▶ [Records]:
○ ○ ○ ○ ○ ○ ○

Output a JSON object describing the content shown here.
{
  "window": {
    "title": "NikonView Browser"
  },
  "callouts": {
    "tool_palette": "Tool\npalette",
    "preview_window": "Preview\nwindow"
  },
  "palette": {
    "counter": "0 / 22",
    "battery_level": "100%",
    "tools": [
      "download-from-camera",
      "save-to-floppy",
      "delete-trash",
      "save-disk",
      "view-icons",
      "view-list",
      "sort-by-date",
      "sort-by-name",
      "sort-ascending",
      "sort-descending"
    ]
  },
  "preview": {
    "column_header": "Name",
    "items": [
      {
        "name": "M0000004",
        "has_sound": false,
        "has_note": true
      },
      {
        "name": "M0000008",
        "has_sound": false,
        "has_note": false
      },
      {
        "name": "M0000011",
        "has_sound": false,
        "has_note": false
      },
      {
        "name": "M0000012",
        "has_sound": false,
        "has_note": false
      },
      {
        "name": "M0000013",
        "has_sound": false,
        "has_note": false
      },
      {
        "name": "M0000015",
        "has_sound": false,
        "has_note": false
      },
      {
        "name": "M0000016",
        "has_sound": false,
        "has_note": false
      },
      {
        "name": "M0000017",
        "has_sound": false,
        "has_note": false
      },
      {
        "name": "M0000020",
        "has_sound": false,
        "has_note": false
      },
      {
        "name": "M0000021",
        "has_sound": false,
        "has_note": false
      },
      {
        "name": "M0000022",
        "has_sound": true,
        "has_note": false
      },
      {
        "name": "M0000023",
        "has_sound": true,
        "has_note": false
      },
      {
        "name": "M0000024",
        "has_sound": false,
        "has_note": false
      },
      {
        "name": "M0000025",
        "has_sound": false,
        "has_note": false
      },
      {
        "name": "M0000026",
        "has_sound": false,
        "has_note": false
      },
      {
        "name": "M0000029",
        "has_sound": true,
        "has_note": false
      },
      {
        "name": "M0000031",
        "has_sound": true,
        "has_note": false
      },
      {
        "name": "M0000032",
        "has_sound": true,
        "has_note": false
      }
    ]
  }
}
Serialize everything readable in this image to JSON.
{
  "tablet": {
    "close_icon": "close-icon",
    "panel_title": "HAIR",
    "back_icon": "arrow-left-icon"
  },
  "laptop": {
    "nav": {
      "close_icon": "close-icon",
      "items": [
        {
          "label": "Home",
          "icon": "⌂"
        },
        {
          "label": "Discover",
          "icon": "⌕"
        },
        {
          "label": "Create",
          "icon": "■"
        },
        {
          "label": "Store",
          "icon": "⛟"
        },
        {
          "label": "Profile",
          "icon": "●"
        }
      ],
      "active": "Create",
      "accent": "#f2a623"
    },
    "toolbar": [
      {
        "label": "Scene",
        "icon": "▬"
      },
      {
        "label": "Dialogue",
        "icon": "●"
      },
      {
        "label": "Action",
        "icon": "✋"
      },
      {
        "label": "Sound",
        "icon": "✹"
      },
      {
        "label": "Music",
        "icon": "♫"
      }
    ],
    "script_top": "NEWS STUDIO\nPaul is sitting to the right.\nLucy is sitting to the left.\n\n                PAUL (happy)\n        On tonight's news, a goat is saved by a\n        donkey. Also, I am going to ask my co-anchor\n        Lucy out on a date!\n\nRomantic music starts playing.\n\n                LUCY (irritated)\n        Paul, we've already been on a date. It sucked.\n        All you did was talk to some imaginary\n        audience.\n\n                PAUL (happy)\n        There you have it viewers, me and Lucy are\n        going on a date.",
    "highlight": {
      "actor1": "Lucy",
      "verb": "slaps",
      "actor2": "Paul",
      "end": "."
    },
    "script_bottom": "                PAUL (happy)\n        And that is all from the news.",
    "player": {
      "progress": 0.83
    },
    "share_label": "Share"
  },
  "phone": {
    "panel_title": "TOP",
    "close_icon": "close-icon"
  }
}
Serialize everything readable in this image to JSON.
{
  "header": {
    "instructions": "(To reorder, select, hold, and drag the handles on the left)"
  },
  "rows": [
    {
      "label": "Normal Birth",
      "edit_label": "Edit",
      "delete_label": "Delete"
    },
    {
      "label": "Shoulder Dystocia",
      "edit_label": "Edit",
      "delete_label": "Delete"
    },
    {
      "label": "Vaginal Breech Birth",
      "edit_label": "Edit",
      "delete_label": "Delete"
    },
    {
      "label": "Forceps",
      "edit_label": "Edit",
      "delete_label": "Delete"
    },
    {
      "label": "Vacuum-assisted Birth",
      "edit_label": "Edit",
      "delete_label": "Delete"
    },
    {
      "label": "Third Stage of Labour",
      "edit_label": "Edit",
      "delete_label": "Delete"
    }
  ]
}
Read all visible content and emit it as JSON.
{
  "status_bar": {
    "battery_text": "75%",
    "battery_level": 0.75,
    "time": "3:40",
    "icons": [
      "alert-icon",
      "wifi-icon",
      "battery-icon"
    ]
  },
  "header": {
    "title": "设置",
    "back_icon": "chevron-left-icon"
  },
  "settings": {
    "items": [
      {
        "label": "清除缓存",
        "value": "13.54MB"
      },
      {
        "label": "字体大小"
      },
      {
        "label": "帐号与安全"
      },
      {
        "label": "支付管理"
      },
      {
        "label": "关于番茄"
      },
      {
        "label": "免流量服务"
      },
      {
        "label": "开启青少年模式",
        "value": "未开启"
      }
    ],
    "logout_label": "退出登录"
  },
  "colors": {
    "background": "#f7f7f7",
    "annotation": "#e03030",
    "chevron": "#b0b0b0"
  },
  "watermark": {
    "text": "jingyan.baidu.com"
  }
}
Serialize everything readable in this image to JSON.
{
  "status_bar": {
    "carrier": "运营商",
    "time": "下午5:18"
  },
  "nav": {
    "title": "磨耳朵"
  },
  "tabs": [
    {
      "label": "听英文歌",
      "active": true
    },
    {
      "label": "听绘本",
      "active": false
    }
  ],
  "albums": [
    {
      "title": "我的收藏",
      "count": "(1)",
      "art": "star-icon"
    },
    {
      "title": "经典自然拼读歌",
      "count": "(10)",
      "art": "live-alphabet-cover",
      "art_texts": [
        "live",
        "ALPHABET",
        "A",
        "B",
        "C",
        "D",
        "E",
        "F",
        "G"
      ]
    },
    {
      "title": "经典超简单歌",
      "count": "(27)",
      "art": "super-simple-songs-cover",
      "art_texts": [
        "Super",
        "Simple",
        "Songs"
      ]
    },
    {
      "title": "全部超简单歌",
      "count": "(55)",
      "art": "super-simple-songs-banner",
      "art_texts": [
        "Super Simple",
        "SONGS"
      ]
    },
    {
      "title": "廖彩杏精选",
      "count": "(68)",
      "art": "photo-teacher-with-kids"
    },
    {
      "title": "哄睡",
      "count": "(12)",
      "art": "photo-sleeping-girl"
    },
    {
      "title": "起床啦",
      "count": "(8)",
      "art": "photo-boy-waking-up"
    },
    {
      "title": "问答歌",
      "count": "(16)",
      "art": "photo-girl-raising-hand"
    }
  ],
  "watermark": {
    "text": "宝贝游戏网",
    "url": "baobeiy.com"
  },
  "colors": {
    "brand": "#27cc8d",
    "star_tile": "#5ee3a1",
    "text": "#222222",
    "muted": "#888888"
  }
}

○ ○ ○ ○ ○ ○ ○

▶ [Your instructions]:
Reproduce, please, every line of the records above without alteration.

▶ [Task result]:
Output a JSON object describing the content shown here.
{
  "window": {
    "title": "NikonView Browser"
  },
  "callouts": {
    "tool_palette": "Tool\npalette",
    "preview_window": "Preview\nwindow"
  },
  "palette": {
    "counter": "0 / 22",
    "battery_level": "100%",
    "tools": [
      "download-from-camera",
      "save-to-floppy",
      "delete-trash",
      "save-disk",
      "view-icons",
      "view-list",
      "sort-by-date",
      "sort-by-name",
      "sort-ascending",
      "sort-descending"
    ]
  },
  "preview": {
    "column_header": "Name",
    "items": [
      {
        "name": "M0000004",
        "has_sound": false,
        "has_note": true
      },
      {
        "name": "M0000008",
        "has_sound": false,
        "has_note": false
      },
      {
        "name": "M0000011",
        "has_sound": false,
        "has_note": false
      },
      {
        "name": "M0000012",
        "has_sound": false,
        "has_note": false
      },
      {
        "name": "M0000013",
        "has_sound": false,
        "has_note": false
      },
      {
        "name": "M0000015",
        "has_sound": false,
        "has_note": false
      },
      {
        "name": "M0000016",
        "has_sound": false,
        "has_note": false
      },
      {
        "name": "M0000017",
        "has_sound": false,
        "has_note": false
      },
      {
        "name": "M0000020",
        "has_sound": false,
        "has_note": false
      },
      {
        "name": "M0000021",
        "has_sound": false,
        "has_note": false
      },
      {
        "name": "M0000022",
        "has_sound": true,
        "has_note": false
      },
      {
        "name": "M0000023",
        "has_sound": true,
        "has_note": false
      },
      {
        "name": "M0000024",
        "has_sound": false,
        "has_note": false
      },
      {
        "name": "M0000025",
        "has_sound": false,
        "has_note": false
      },
      {
        "name": "M0000026",
        "has_sound": false,
        "has_note": false
      },
      {
        "name": "M0000029",
        "has_sound": true,
        "has_note": false
      },
      {
        "name": "M0000031",
        "has_sound": true,
        "has_note": false
      },
      {
        "name": "M0000032",
        "has_sound": true,
        "has_note": false
      }
    ]
  }
}
Serialize everything readable in this image to JSON.
{
  "tablet": {
    "close_icon": "close-icon",
    "panel_title": "HAIR",
    "back_icon": "arrow-left-icon"
  },
  "laptop": {
    "nav": {
      "close_icon": "close-icon",
      "items": [
        {
          "label": "Home",
          "icon": "⌂"
        },
        {
          "label": "Discover",
          "icon": "⌕"
        },
        {
          "label": "Create",
          "icon": "■"
        },
        {
          "label": "Store",
          "icon": "⛟"
        },
        {
          "label": "Profile",
          "icon": "●"
        }
      ],
      "active": "Create",
      "accent": "#f2a623"
    },
    "toolbar": [
      {
        "label": "Scene",
        "icon": "▬"
      },
      {
        "label": "Dialogue",
        "icon": "●"
      },
      {
        "label": "Action",
        "icon": "✋"
      },
      {
        "label": "Sound",
        "icon": "✹"
      },
      {
        "label": "Music",
        "icon": "♫"
      }
    ],
    "script_top": "NEWS STUDIO\nPaul is sitting to the right.\nLucy is sitting to the left.\n\n                PAUL (happy)\n        On tonight's news, a goat is saved by a\n        donkey. Also, I am going to ask my co-anchor\n        Lucy out on a date!\n\nRomantic music starts playing.\n\n                LUCY (irritated)\n        Paul, we've already been on a date. It sucked.\n        All you did was talk to some imaginary\n        audience.\n\n                PAUL (happy)\n        There you have it viewers, me and Lucy are\n        going on a date.",
    "highlight": {
      "actor1": "Lucy",
      "verb": "slaps",
      "actor2": "Paul",
      "end": "."
    },
    "script_bottom": "                PAUL (happy)\n        And that is all from the news.",
    "player": {
      "progress": 0.83
    },
    "share_label": "Share"
  },
  "phone": {
    "panel_title": "TOP",
    "close_icon": "close-icon"
  }
}
Serialize everything readable in this image to JSON.
{
  "header": {
    "instructions": "(To reorder, select, hold, and drag the handles on the left)"
  },
  "rows": [
    {
      "label": "Normal Birth",
      "edit_label": "Edit",
      "delete_label": "Delete"
    },
    {
      "label": "Shoulder Dystocia",
      "edit_label": "Edit",
      "delete_label": "Delete"
    },
    {
      "label": "Vaginal Breech Birth",
      "edit_label": "Edit",
      "delete_label": "Delete"
    },
    {
      "label": "Forceps",
      "edit_label": "Edit",
      "delete_label": "Delete"
    },
    {
      "label": "Vacuum-assisted Birth",
      "edit_label": "Edit",
      "delete_label": "Delete"
    },
    {
      "label": "Third Stage of Labour",
      "edit_label": "Edit",
      "delete_label": "Delete"
    }
  ]
}
Read all visible content and emit it as JSON.
{
  "status_bar": {
    "battery_text": "75%",
    "battery_level": 0.75,
    "time": "3:40",
    "icons": [
      "alert-icon",
      "wifi-icon",
      "battery-icon"
    ]
  },
  "header": {
    "title": "设置",
    "back_icon": "chevron-left-icon"
  },
  "settings": {
    "items": [
      {
        "label": "清除缓存",
        "value": "13.54MB"
      },
      {
        "label": "字体大小"
      },
      {
        "label": "帐号与安全"
      },
      {
        "label": "支付管理"
      },
      {
        "label": "关于番茄"
      },
      {
        "label": "免流量服务"
      },
      {
        "label": "开启青少年模式",
        "value": "未开启"
      }
    ],
    "logout_label": "退出登录"
  },
  "colors": {
    "background": "#f7f7f7",
    "annotation": "#e03030",
    "chevron": "#b0b0b0"
  },
  "watermark": {
    "text": "jingyan.baidu.com"
  }
}
Serialize everything readable in this image to JSON.
{
  "status_bar": {
    "carrier": "运营商",
    "time": "下午5:18"
  },
  "nav": {
    "title": "磨耳朵"
  },
  "tabs": [
    {
      "label": "听英文歌",
      "active": true
    },
    {
      "label": "听绘本",
      "active": false
    }
  ],
  "albums": [
    {
      "title": "我的收藏",
      "count": "(1)",
      "art": "star-icon"
    },
    {
      "title": "经典自然拼读歌",
      "count": "(10)",
      "art": "live-alphabet-cover",
      "art_texts": [
        "live",
        "ALPHABET",
        "A",
        "B",
        "C",
        "D",
        "E",
        "F",
        "G"
      ]
    },
    {
      "title": "经典超简单歌",
      "count": "(27)",
      "art": "super-simple-songs-cover",
      "art_texts": [
        "Super",
        "Simple",
        "Songs"
      ]
    },
    {
      "title": "全部超简单歌",
      "count": "(55)",
      "art": "super-simple-songs-banner",
      "art_texts": [
        "Super Simple",
        "SONGS"
      ]
    },
    {
      "title": "廖彩杏精选",
      "count": "(68)",
      "art": "photo-teacher-with-kids"
    },
    {
      "title": "哄睡",
      "count": "(12)",
      "art": "photo-sleeping-girl"
    },
    {
      "title": "起床啦",
      "count": "(8)",
      "art": "photo-boy-waking-up"
    },
    {
      "title": "问答歌",
      "count": "(16)",
      "art": "photo-girl-raising-hand"
    }
  ],
  "watermark": {
    "text": "宝贝游戏网",
    "url": "baobeiy.com"
  },
  "colors": {
    "brand": "#27cc8d",
    "star_tile": "#5ee3a1",
    "text": "#222222",
    "muted": "#888888"
  }
}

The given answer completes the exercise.